In these two ballads there is little mention of the ladies. But two of the most charming of the Moorish series are devoted to Spain exclusively. “The following,” says Mr. Lockhart, “has been often imitated in Spain and in Germany.” Its elegance could scarcely be increased in any language. .
THE BRIDAL OF ANDALLA.
“Rise up, rise up, Xarifa, lay the golden cushion down;
blowing; And banners bright from lattice light are waving everywhere, And the tall, tall plume of our cousin's bridegroom floats
proudly in the air. Rise up, rise up, Xarifa, lay the golden cushion down; Rise up, come to the window, and gaze with all the town.
“ Arise, arise, Xarifa ; I see Andalla's face;
Yon tall plume waving o'er his brow, of azure mixed with
white, I guess 'twas wreathed by Zara, whom he will wed to-night. Rise up, rise up, Xarifa, lay the golden cushion down; Rise up, come to the window, and gaze with all the town.
“ What aileth thee, Xarifa ? what makes thine eyes look
down? Why stay ye from the window far, nor gaze with all the.
town? I've heard you say on many a day, and sure you said the
truth, Andalla rides without a peer among all Granada's youth; Without a peer he rideth, and yon milk-white horse doth go Beneath his stately master, with a stately step and slow.
Then rise, oh rise, Xarifa, lay the golden cushion down; Unseen here, through the lattice, you may gaze with all the
The Zegri lady rose not, nor laid her cushion down;
strove, And though her needle prest the silk, no flower Xarifa wove. One bonny rose-bud she had traced before the noise drew
nigh; That bonny bud a tear effaced, slow dropping from her eye. “No, no,” she sighs, “ bid me not rise, nor lay my cushion
down, To gaze upon Andalla with all the gazing town.”
“Why rise ye not, Xarifa, nor lay your cushion down? Why gaze ye not, Xarifa, with all the gazing town? Hear, hear the trumpet. how it swells! and how the people
cry! He stops at Zara's palace-gate. Why sit ye still? Oh, why?”
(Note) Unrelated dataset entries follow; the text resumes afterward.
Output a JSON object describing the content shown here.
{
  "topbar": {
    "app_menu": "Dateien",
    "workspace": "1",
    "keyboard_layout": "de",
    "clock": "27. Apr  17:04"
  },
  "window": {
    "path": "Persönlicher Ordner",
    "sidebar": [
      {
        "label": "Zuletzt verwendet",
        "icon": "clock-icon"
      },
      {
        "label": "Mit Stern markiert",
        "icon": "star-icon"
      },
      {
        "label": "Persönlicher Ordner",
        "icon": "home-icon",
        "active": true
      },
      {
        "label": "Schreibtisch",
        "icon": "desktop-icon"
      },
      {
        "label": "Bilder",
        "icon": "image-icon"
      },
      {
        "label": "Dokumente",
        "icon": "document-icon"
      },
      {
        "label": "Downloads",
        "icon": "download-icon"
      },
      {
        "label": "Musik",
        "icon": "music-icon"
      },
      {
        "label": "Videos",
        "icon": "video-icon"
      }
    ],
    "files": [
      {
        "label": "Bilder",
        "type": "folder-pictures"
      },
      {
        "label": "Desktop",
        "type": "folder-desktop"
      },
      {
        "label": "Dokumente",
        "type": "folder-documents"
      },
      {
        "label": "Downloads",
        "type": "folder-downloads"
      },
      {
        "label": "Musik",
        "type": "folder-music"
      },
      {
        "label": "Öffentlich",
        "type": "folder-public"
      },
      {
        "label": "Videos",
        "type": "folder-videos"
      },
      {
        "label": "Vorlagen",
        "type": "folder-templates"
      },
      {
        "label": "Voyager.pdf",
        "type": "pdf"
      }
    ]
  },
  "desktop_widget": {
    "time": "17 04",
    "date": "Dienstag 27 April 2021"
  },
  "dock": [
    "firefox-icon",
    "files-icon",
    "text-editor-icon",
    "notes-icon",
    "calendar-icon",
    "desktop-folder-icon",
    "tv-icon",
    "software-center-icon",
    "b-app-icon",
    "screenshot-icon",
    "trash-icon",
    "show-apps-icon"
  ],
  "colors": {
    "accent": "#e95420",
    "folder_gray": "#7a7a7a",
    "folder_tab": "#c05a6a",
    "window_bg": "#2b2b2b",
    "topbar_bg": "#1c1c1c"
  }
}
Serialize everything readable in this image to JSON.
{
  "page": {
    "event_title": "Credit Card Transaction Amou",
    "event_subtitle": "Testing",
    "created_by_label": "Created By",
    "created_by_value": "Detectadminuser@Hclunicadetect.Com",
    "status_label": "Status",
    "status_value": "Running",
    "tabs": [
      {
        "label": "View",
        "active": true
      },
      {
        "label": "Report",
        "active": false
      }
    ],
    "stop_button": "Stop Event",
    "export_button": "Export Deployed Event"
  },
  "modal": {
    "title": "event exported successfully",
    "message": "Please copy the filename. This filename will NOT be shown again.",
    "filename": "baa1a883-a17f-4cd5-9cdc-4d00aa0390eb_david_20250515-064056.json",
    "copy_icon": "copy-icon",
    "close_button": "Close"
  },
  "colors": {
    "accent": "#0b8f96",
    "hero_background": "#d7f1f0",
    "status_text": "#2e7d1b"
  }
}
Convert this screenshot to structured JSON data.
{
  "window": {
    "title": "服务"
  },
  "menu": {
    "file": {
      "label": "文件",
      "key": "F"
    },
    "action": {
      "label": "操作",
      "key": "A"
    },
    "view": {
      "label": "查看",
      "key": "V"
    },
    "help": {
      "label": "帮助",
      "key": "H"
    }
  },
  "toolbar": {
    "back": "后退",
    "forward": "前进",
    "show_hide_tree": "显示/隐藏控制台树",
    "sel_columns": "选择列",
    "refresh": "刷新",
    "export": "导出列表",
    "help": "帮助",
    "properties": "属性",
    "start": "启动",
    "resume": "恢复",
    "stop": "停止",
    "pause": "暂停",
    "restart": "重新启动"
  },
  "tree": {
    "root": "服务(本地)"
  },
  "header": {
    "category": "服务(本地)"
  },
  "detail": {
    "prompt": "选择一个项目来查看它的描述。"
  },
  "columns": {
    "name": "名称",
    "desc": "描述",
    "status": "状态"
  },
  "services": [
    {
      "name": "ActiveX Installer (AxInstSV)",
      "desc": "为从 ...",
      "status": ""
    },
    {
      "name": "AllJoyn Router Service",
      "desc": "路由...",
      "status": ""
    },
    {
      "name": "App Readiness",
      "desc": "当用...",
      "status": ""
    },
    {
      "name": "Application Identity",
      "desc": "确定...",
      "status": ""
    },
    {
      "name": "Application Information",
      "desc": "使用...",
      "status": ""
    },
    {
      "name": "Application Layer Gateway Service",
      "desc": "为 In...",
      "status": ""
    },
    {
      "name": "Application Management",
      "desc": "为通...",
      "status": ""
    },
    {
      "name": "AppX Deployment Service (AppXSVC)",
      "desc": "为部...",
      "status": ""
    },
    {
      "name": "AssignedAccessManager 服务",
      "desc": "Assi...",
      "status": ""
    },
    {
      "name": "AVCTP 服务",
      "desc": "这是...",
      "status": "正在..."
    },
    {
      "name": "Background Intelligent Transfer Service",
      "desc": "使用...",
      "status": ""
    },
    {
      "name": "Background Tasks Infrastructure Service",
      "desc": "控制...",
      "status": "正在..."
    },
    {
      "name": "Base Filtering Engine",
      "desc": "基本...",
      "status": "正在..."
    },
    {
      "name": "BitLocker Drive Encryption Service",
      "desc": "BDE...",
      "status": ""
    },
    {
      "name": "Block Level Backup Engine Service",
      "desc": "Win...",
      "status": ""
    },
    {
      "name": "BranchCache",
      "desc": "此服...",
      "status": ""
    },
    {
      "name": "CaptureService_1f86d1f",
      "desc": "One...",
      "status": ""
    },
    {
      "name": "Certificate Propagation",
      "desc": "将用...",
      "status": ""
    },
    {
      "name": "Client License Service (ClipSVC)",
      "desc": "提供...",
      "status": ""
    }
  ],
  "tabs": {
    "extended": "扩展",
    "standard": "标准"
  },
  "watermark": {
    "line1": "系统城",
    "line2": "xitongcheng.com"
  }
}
“At Zara's gate stops Zara’s mate; in him shall I discover The dark-eyed youth pledged me his truth with tears, and was
I will not rise with weary eyes, nor lay my cushion down,
The next, still of a Moorish maiden, is even more charming.
“My ear-rings ! my ear-rings ! they've dropt into the well, And what to say to Muça, I cannot, cannot tell.” 'Twas thus, Granada’s fountain by, spoke Albuharez'
daughter. “The well is deep; far down they lie, beneath the cold blue
water. To me did Muça give them, when he spake his sad farewell; And what to say, when he comes back, alas ! I cannot tell.
"My ear-rings! my ear-rings ! they were pearls in silver set, That when my Moor was far away, I ne'er should him forget; That I ne'er to other tongue should list, nor smile on other's
tale, But remember he my lips had kissed, pure as those ear-rings
pale. When he comes back, and hears that I have dropped them in
the well, Oh! what will Muça think of me, I cannot, cannot tell!
My ear-rings ! my ear-rings ! he'll say they should have been
“He'll think, when I to market went, I loitered by the way;